Thomas Maree-Bey was in his 40s when he began his sixth stint in prison in 2007.
“I was one of those hardheaded ones who didn’t want to do anything but at the end of a sword,” said Mr. Maree-Bey, now 50 years old, who works as an executive assistant at a nonprofit in Washington, D.C.
Criminal-justice experts often attribute the older prison population to harsher sentencing policies and antidrug laws adopted in the 1980s. The conventional wisdom is that enforcement of these laws led to longer sentences and more time served, which, in turn, is rapidly driving up the average age of inmates.

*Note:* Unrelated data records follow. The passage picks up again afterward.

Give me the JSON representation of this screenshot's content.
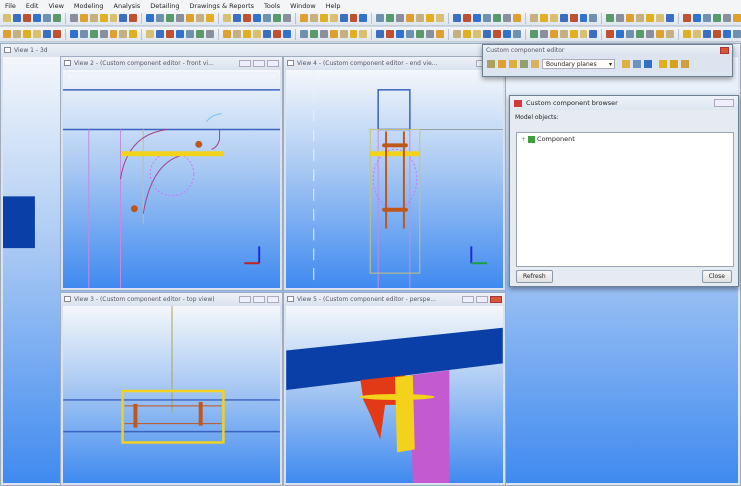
{
  "menu": [
    "File",
    "Edit",
    "View",
    "Modeling",
    "Analysis",
    "Detailing",
    "Drawings & Reports",
    "Tools",
    "Window",
    "Help"
  ],
  "views": {
    "v1": "View 1 - 3d",
    "v2": "View 2 - (Custom component editor - front vi...",
    "v4": "View 4 - (Custom component editor - end vie...",
    "v3": "View 3 - (Custom component editor - top view)",
    "v5": "View 5 - (Custom component editor - perspe..."
  },
  "editor": {
    "title": "Custom component editor",
    "dropdown": "Boundary planes"
  },
  "browser": {
    "title": "Custom component browser",
    "label": "Model objects:",
    "tree": [
      {
        "label": "Component",
        "expander": "+"
      }
    ],
    "refresh": "Refresh",
    "close": "Close"
  },
  "colors": {
    "beam": "#0a3fa8",
    "plate": "#f2d21a",
    "bolt": "#c0561a",
    "column": "#c45ad0",
    "bracket": "#e23a16"
  }
}
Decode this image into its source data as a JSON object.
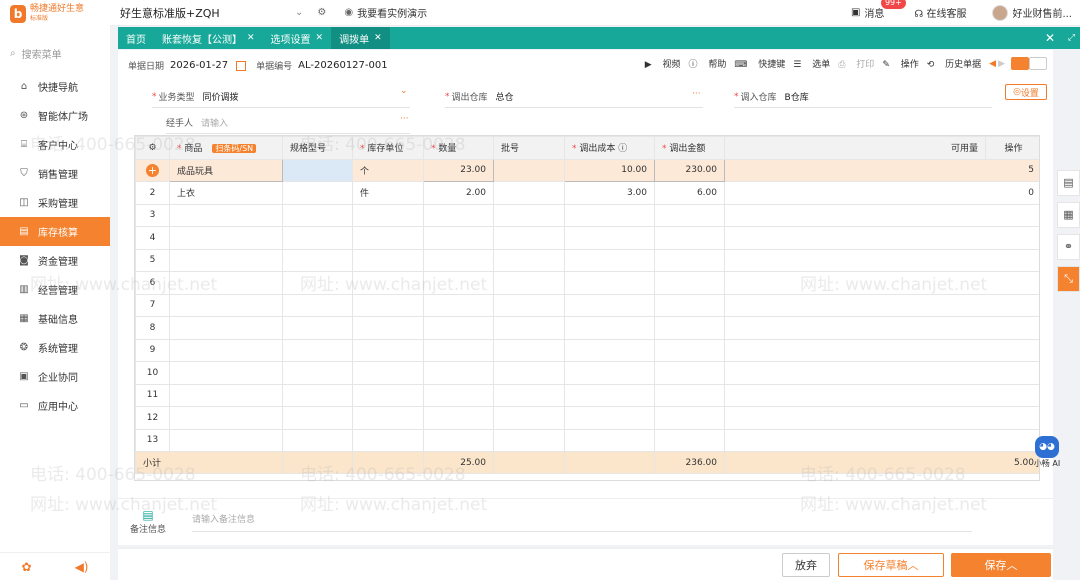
{
  "app": {
    "logo_text": "畅捷通好生意",
    "logo_sub": "标准版",
    "account": "好生意标准版+ZQH",
    "demo": "我要看实例演示",
    "messages": "消息",
    "msg_badge": "99+",
    "service": "在线客服",
    "user": "好业财售前..."
  },
  "sidebar": {
    "search_placeholder": "搜索菜单",
    "items": [
      {
        "label": "快捷导航"
      },
      {
        "label": "智能体广场"
      },
      {
        "label": "客户中心"
      },
      {
        "label": "销售管理"
      },
      {
        "label": "采购管理"
      },
      {
        "label": "库存核算"
      },
      {
        "label": "资金管理"
      },
      {
        "label": "经营管理"
      },
      {
        "label": "基础信息"
      },
      {
        "label": "系统管理"
      },
      {
        "label": "企业协同"
      },
      {
        "label": "应用中心"
      }
    ]
  },
  "tabs": [
    {
      "label": "首页"
    },
    {
      "label": "账套恢复【公测】"
    },
    {
      "label": "选项设置"
    },
    {
      "label": "调拨单"
    }
  ],
  "header": {
    "date_label": "单据日期",
    "date": "2026-01-27",
    "no_label": "单据编号",
    "no": "AL-20260127-001"
  },
  "toolbar": {
    "video": "视频",
    "help": "帮助",
    "shortcut": "快捷键",
    "pick": "选单",
    "print": "打印",
    "operate": "操作",
    "history": "历史单据"
  },
  "form": {
    "biz_type_label": "业务类型",
    "biz_type": "同价调拨",
    "out_wh_label": "调出仓库",
    "out_wh": "总仓",
    "in_wh_label": "调入仓库",
    "in_wh": "B仓库",
    "handler_label": "经手人",
    "handler_placeholder": "请输入",
    "settings": "设置"
  },
  "grid": {
    "columns": [
      "商品",
      "规格型号",
      "库存单位",
      "数量",
      "批号",
      "调出成本",
      "调出金额",
      "可用量",
      "操作"
    ],
    "scan_tag": "扫条码/SN",
    "rows": [
      {
        "no": "",
        "product": "成品玩具",
        "spec": "",
        "unit": "个",
        "qty": "23.00",
        "batch": "",
        "cost": "10.00",
        "amount": "230.00",
        "avail": "5"
      },
      {
        "no": "2",
        "product": "上衣",
        "spec": "",
        "unit": "件",
        "qty": "2.00",
        "batch": "",
        "cost": "3.00",
        "amount": "6.00",
        "avail": "0"
      },
      {
        "no": "3"
      },
      {
        "no": "4"
      },
      {
        "no": "5"
      },
      {
        "no": "6"
      },
      {
        "no": "7"
      },
      {
        "no": "8"
      },
      {
        "no": "9"
      },
      {
        "no": "10"
      },
      {
        "no": "11"
      },
      {
        "no": "12"
      },
      {
        "no": "13"
      }
    ],
    "summary": {
      "label": "小计",
      "qty": "25.00",
      "amount": "236.00",
      "avail": "5.00"
    }
  },
  "remark": {
    "label": "备注信息",
    "placeholder": "请输入备注信息"
  },
  "footer": {
    "abandon": "放弃",
    "draft": "保存草稿",
    "save": "保存"
  },
  "ai": {
    "label": "小畅 AI"
  },
  "watermark": {
    "phone": "电话: 400-665-0028",
    "site": "网址: www.chanjet.net"
  },
  "colors": {
    "accent": "#f4822e",
    "teal": "#17a899"
  }
}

New research, however, offers an alternative view: The population of graying prisoners has exploded in recent years largely because more offenders, such as Mr. Maree-Bey, are entering or re-entering prison in middle age.